In the major consumer rights case of the Term, Rush Prudential HMO v. Moran (2002), a narrowly divided Court upheld a state law allowing patients to sue HMOs. In 1996 Debra Moran, a member of the Rush Prudential HMO, went to her primary care physician seeking treatment for a severe pain in her shoulder. The doctor recommended surgery, but the HMO denied the request. Eventually, with her doctor's support, Moran underwent a complex surgery by a physician outside the Rush Prudential network, and the HMO refused to pay the $95,000 bill, claiming that she could have been just as successfully treated by a cheaper procedure. An independent doctor agreed with Moran and her doctor's prognosis, and the necessity for the surgery, but the HMO still refused to pay. She sued under an Illinois law that guaranteed members of medical insurance plans (HMOs) an independent second opinion, to be paid for by the plan, if the HMO denied the patient medical benefits, and then required payment for services approved by the independent arbiter.
The HMO challenged the statute—which is similar in substance to that in 41 other states and the District of Columbia—as null because the matter had been pre-empted by Congress in a 1974 law, the Employment Retirement Income Security Act (ERISA), that made regulation of employee benefit plans the exclusive province of Congress under the Commerce Clause. Patient and physician groups had attacked the HMO practices as limiting patient and doctor options, and for relegating medical decisions to non-medical book-keeping types.
The majority found that states had not been pre-empted by ERISA. An HMO, explained Justice Souter, is both an insurer as well as a medical provider, and as such could be regulated under state law. Nothing in ERISA mandated that it be an all-or-nothing choice, either federallyStates could regulate those portions of insurance and medical care that were not specifically addressed in ERISA.
The minority, in a dissent by Justice Thomas, declared that the patchwork of over forty separate state laws eviscerated the uniformity that Congress had intended in ERISA, a uniformity that Congress deemed necessary to ensure a balance of fairness to employees on the one hand and employers and benefit companies on the other.

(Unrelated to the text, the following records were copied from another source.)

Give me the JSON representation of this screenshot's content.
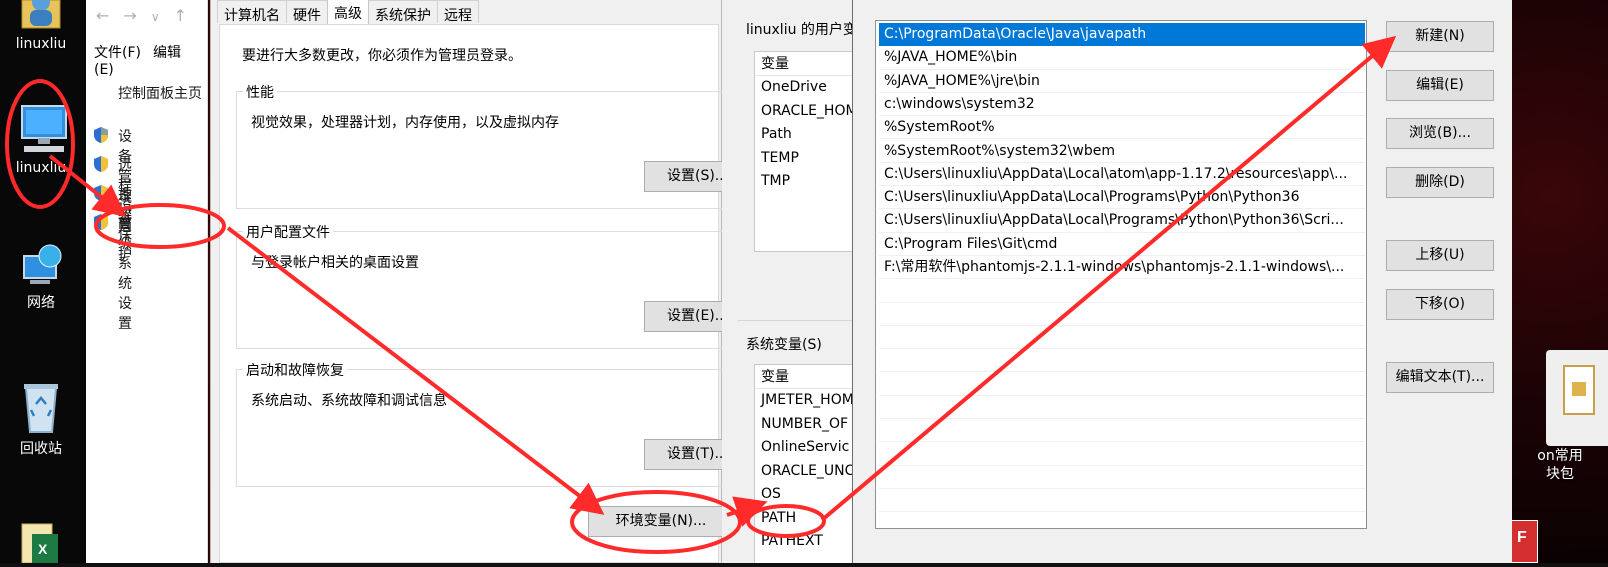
{
  "desktop": {
    "icons": [
      {
        "label": "linuxliu",
        "icon": "user-folder-icon"
      },
      {
        "label": "linuxliu",
        "icon": "computer-icon"
      },
      {
        "label": "网络",
        "icon": "network-icon"
      },
      {
        "label": "回收站",
        "icon": "recycle-bin-icon"
      }
    ],
    "right_icon_label_1": "on常用",
    "right_icon_label_2": "块包"
  },
  "control_panel": {
    "menu": [
      "文件(F)",
      "编辑(E)"
    ],
    "home_link": "控制面板主页",
    "links": [
      "设备管理器",
      "远程设置",
      "系统保护",
      "高级系统设置"
    ]
  },
  "system_properties": {
    "tabs": [
      "计算机名",
      "硬件",
      "高级",
      "系统保护",
      "远程"
    ],
    "active_tab": "高级",
    "admin_note": "要进行大多数更改，你必须作为管理员登录。",
    "groups": [
      {
        "title": "性能",
        "desc": "视觉效果，处理器计划，内存使用，以及虚拟内存",
        "button": "设置(S)..."
      },
      {
        "title": "用户配置文件",
        "desc": "与登录帐户相关的桌面设置",
        "button": "设置(E)..."
      },
      {
        "title": "启动和故障恢复",
        "desc": "系统启动、系统故障和调试信息",
        "button": "设置(T)..."
      }
    ],
    "env_button": "环境变量(N)..."
  },
  "env_vars": {
    "user_title": "linuxliu 的用户变",
    "column_header": "变量",
    "user_vars": [
      "OneDrive",
      "ORACLE_HOM",
      "Path",
      "TEMP",
      "TMP"
    ],
    "system_title": "系统变量(S)",
    "system_vars": [
      "JMETER_HOM",
      "NUMBER_OF",
      "OnlineServic",
      "ORACLE_UNC",
      "OS",
      "PATH",
      "PATHEXT"
    ]
  },
  "edit_env": {
    "paths": [
      "C:\\ProgramData\\Oracle\\Java\\javapath",
      "%JAVA_HOME%\\bin",
      "%JAVA_HOME%\\jre\\bin",
      "c:\\windows\\system32",
      "%SystemRoot%",
      "%SystemRoot%\\system32\\wbem",
      "C:\\Users\\linuxliu\\AppData\\Local\\atom\\app-1.17.2\\resources\\app\\...",
      "C:\\Users\\linuxliu\\AppData\\Local\\Programs\\Python\\Python36",
      "C:\\Users\\linuxliu\\AppData\\Local\\Programs\\Python\\Python36\\Scri...",
      "C:\\Program Files\\Git\\cmd",
      "F:\\常用软件\\phantomjs-2.1.1-windows\\phantomjs-2.1.1-windows\\..."
    ],
    "selected_index": 0,
    "buttons": {
      "new": "新建(N)",
      "edit": "编辑(E)",
      "browse": "浏览(B)...",
      "delete": "删除(D)",
      "move_up": "上移(U)",
      "move_down": "下移(O)",
      "edit_text": "编辑文本(T)..."
    }
  },
  "colors": {
    "selection": "#0078d7",
    "annotation_red": "#ff2a2a",
    "dialog_bg": "#f0f0f0"
  }
}
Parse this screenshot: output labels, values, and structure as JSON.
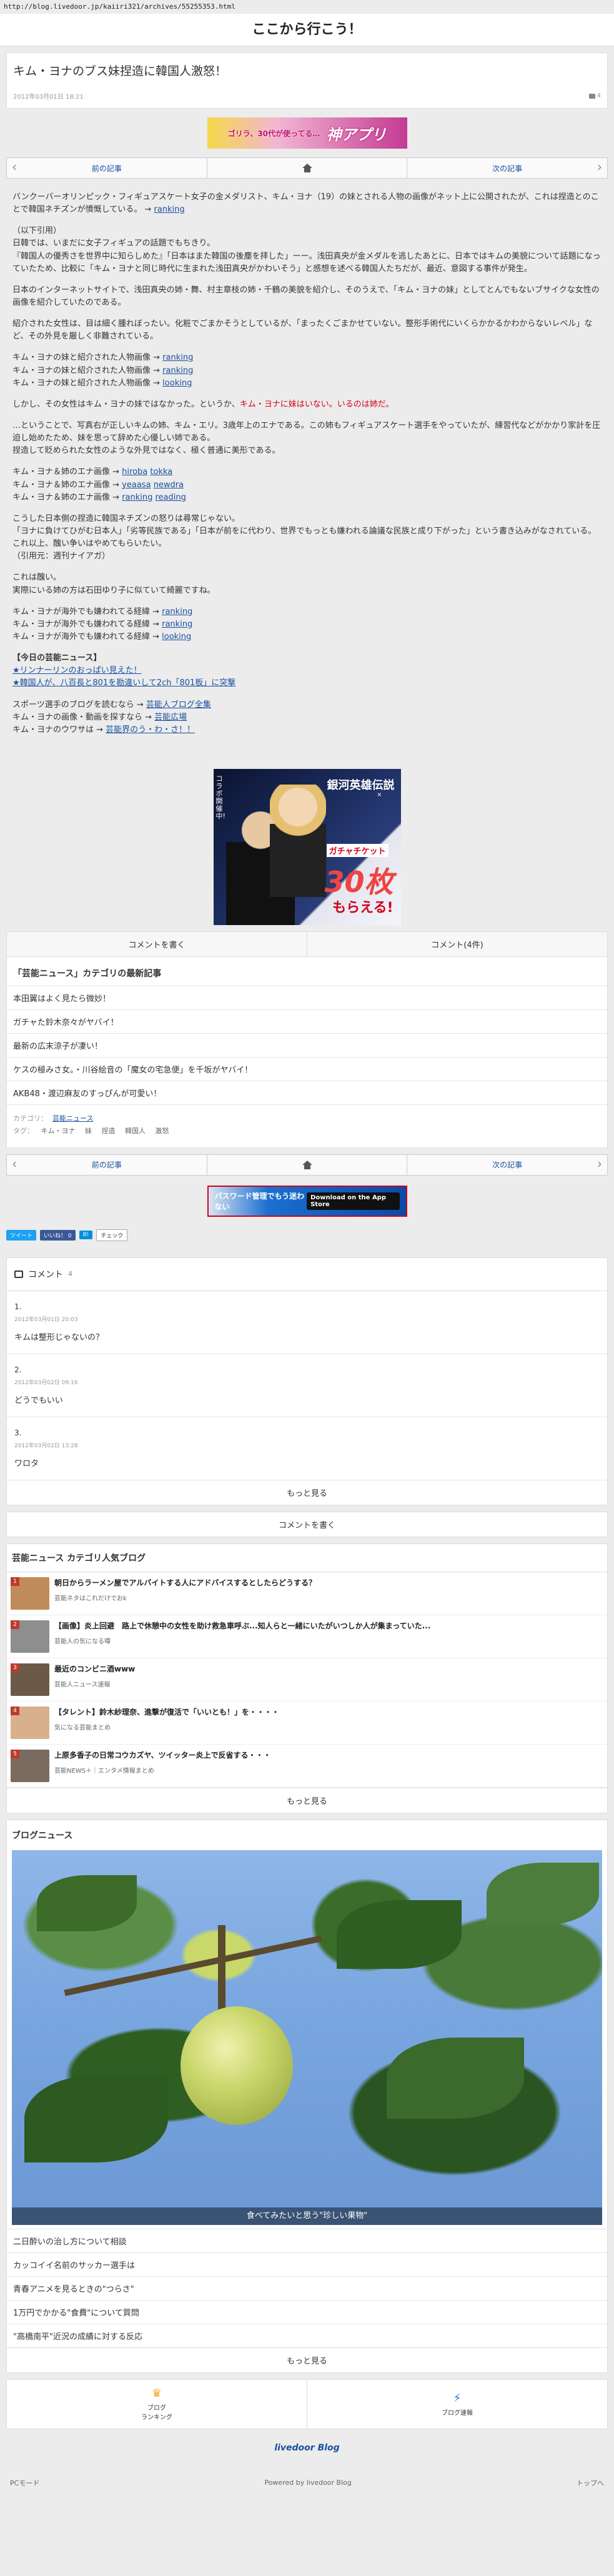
{
  "url": "http://blog.livedoor.jp/kaiiri321/archives/55255353.html",
  "site_title": "ここから行こう！",
  "article": {
    "title": "キム・ヨナのブス妹捏造に韓国人激怒！",
    "date": "2012年03月01日 18:21",
    "comment_count": "4"
  },
  "ad_top": {
    "small": "ゴリラ、30代が使ってる…",
    "big": "神アプリ"
  },
  "nav": {
    "prev": "前の記事",
    "next": "次の記事"
  },
  "body": {
    "p1": [
      "バンクーバーオリンピック・フィギュアスケート女子の金メダリスト、キム・ヨナ（19）の妹とされる人物の画像がネット上に公開されたが、これは捏造とのことで韓国ネチズンが憤慨している。 → ",
      "ranking"
    ],
    "p2_lines": [
      "（以下引用）",
      "日韓では、いまだに女子フィギュアの話題でもちきり。",
      "『韓国人の優秀さを世界中に知らしめた』「日本はまた韓国の後塵を拝した」ーー。浅田真央が金メダルを逃したあとに、日本ではキムの美貌について話題になっていたため、比較に「キム・ヨナと同じ時代に生まれた浅田真央がかわいそう」と感想を述べる韓国人たちだが、最近、意図する事件が発生。"
    ],
    "p3_lines": [
      "日本のインターネットサイトで、浅田真央の姉・舞、村主章枝の姉・千鶴の美貌を紹介し、そのうえで、「キム・ヨナの妹」としてとんでもないブサイクな女性の画像を紹介していたのである。"
    ],
    "p4_lines": [
      "紹介された女性は、目は細く腫れぼったい。化粧でごまかそうとしているが、「まったくごまかせていない。整形手術代にいくらかかるかわからないレベル」など、その外見を厳しく非難されている。"
    ],
    "list1": [
      {
        "text": "キム・ヨナの妹と紹介された人物画像 → ",
        "link": "ranking"
      },
      {
        "text": "キム・ヨナの妹と紹介された人物画像 → ",
        "link": "ranking"
      },
      {
        "text": "キム・ヨナの妹と紹介された人物画像 → ",
        "link": "looking"
      }
    ],
    "p5_pre": "しかし、その女性はキム・ヨナの妹ではなかった。というか、",
    "p5_red": "キム・ヨナに妹はいない。いるのは姉だ。",
    "p6_lines": [
      "…ということで、写真右が正しいキムの姉、キム・エリ。3歳年上のエナである。この姉もフィギュアスケート選手をやっていたが、練習代などがかかり家計を圧迫し始めたため、妹を思って辞めた心優しい姉である。",
      "捏造して貶められた女性のような外見ではなく、極く普通に美形である。"
    ],
    "list2": [
      {
        "text": "キム・ヨナ＆姉のエナ画像 → ",
        "links": [
          "hiroba",
          "tokka"
        ]
      },
      {
        "text": "キム・ヨナ＆姉のエナ画像 → ",
        "links": [
          "yeaasa",
          "newdra"
        ]
      },
      {
        "text": "キム・ヨナ＆姉のエナ画像 → ",
        "links": [
          "ranking",
          "reading"
        ]
      }
    ],
    "p7_lines": [
      "こうした日本側の捏造に韓国ネチズンの怒りは尋常じゃない。",
      "「ヨナに負けてひがむ日本人」「劣等民族である」「日本が前をに代わり、世界でもっとも嫌われる論議な民族と成り下がった」という書き込みがなされている。",
      "これ以上、醜い争いはやめてもらいたい。",
      "（引用元：週刊ナイアガ）"
    ],
    "p8_lines": [
      "これは醜い。",
      "実際にいる姉の方は石田ゆり子に似ていて綺麗ですね。"
    ],
    "list3": [
      {
        "text": "キム・ヨナが海外でも嫌われてる経緯 → ",
        "link": "ranking"
      },
      {
        "text": "キム・ヨナが海外でも嫌われてる経緯 → ",
        "link": "ranking"
      },
      {
        "text": "キム・ヨナが海外でも嫌われてる経緯 → ",
        "link": "looking"
      }
    ],
    "news_header": "【今日の芸能ニュース】",
    "news_items": [
      "★リンナーリンのおっぱい見えた！",
      "★韓国人が、八百長と801を勘違いして2ch「801板」に突撃"
    ],
    "sports_lines": [
      {
        "text": "スポーツ選手のブログを読むなら → ",
        "link": "芸能人ブログ全集"
      },
      {
        "text": "キム・ヨナの画像・動画を探すなら → ",
        "link": "芸能広場"
      },
      {
        "text": "キム・ヨナのウワサは → ",
        "link": "芸能界のう・わ・さ！！"
      }
    ]
  },
  "image_ad": {
    "t1": "銀河英雄伝説",
    "t2": "×",
    "t3": "ガチャチケット",
    "t4": "30枚",
    "t5": "もらえる!",
    "vert": "コラボ開催中!"
  },
  "buttons": {
    "write": "コメントを書く",
    "comments": "コメント(4件)"
  },
  "category_section": {
    "title": "「芸能ニュース」カテゴリの最新記事",
    "items": [
      "本田翼はよく見たら微妙！",
      "ガチャた鈴木奈々がヤバイ！",
      "最新の広末涼子が凄い！",
      "ケスの極みさ女。・川谷絵音の「魔女の宅急便」を千坂がヤバイ！",
      "AKB48・渡辺麻友のすっぴんが可愛い！"
    ],
    "category_label": "カテゴリ：",
    "category_value": "芸能ニュース",
    "tag_label": "タグ：",
    "tags": [
      "キム・ヨナ",
      "妹",
      "捏造",
      "韓国人",
      "激怒"
    ]
  },
  "blue_ad": {
    "text": "パスワード管理でもう迷わない",
    "store": "Download on the App Store"
  },
  "social": {
    "tweet": "ツイート",
    "like": "いいね！ 0",
    "hatena": "B!",
    "check": "チェック"
  },
  "comments": {
    "header": "コメント",
    "count": "4",
    "items": [
      {
        "num": "1.",
        "date": "2012年03月01日 20:03",
        "text": "キムは整形じゃないの？"
      },
      {
        "num": "2.",
        "date": "2012年03月02日 09:16",
        "text": "どうでもいい"
      },
      {
        "num": "3.",
        "date": "2012年03月02日 13:28",
        "text": "ワロタ"
      }
    ],
    "more": "もっと見る",
    "write": "コメントを書く"
  },
  "ranking": {
    "title": "芸能ニュース カテゴリ人気ブログ",
    "items": [
      {
        "no": "1",
        "title": "朝日からラーメン屋でアルバイトする人にアドバイスするとしたらどうする？",
        "sub": "芸能ネタはこれだけでおk",
        "color": "#c08b5a"
      },
      {
        "no": "2",
        "title": "【画像】炎上回避　路上で休憩中の女性を助け救急車呼ぶ...知人らと一緒にいたがいつしか人が集まっていた...",
        "sub": "芸能人の気になる噂",
        "color": "#8e8e8e"
      },
      {
        "no": "3",
        "title": "最近のコンビニ酒www",
        "sub": "芸能人ニュース速報",
        "color": "#6b5a48"
      },
      {
        "no": "4",
        "title": "【タレント】鈴木紗理奈、進撃が復活で「いいとも！」を・・・・",
        "sub": "気になる芸能まとめ",
        "color": "#d9b08c"
      },
      {
        "no": "5",
        "title": "上原多香子の日常コウカズヤ、ツイッター炎上で反省する・・・",
        "sub": "芸能NEWS＋｜エンタメ情報まとめ",
        "color": "#7a6b60"
      }
    ],
    "more": "もっと見る"
  },
  "blog_news": {
    "title": "ブログニュース",
    "caption": "食べてみたいと思う\"珍しい果物\"",
    "items": [
      "二日酔いの治し方について相談",
      "カッコイイ名前のサッカー選手は",
      "青春アニメを見るときの\"つらさ\"",
      "1万円でかかる\"食費\"について質問",
      "\"高橋南平\"近況の成績に対する反応"
    ],
    "more": "もっと見る"
  },
  "footer": {
    "ranking": "ブログ\nランキング",
    "reading": "ブログ速報",
    "logo": "livedoor Blog",
    "pc": "PCモード",
    "powered": "Powered by livedoor Blog",
    "top": "トップへ"
  }
}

Insurance companies had wanted the Court to nullify the law, not just on account of the liability it imposed on them, but because since many companies operate in several states, they did not want to deal with a patchwork of state laws. Even if the substance of the Illinois law were to be adopted by Congress and then imposed on all states, the insurance companies would then be dealing with a uniform practice. Such a provision was, in fact, part of a federal patients' rights act then stalled in Congress.
Second Amendment. In a non-decisional case, the Court refused to hear two cases convicted of violating federal gun law. The denial of cert in these case would not have been at all unusual except for the fact that the Bush Administration had entered an amicus brief putting forth a new interpretation of the Second Amendment. Although agreeing that the convictions should stand, the administration informed the Court that it has reversed a decades old policy on the Second Amendment. Until now, administrations both Democratic and Republican have adhered to the position that the amendment protects a collective right—of the people—to bear arms, and that this collective right is linked to the power of the state to create a militia, the position enunciated by the Supreme Court in one of the few Second Amendment cases it has ever decided, United States v. Miller(1939). Now, according to Attorney General John Ashcroft, the official administration policy will be to interpret the Second Amendment as guaranteeing an individual right to own firearms, without any qualifying militia condition, subject only to reasonable restrictions. What impact, if any, this statement will have is difficult to tell, and the Court did not comment upon it in its denial of certiorari for these cases. But conservative state and lower court judges may seize upon it should gun ownership groups start challenging state or federal gun laws. If they did, at least some of those cases would certainly reach the Court, and involve it in one of the fiercest public policy debates of our times.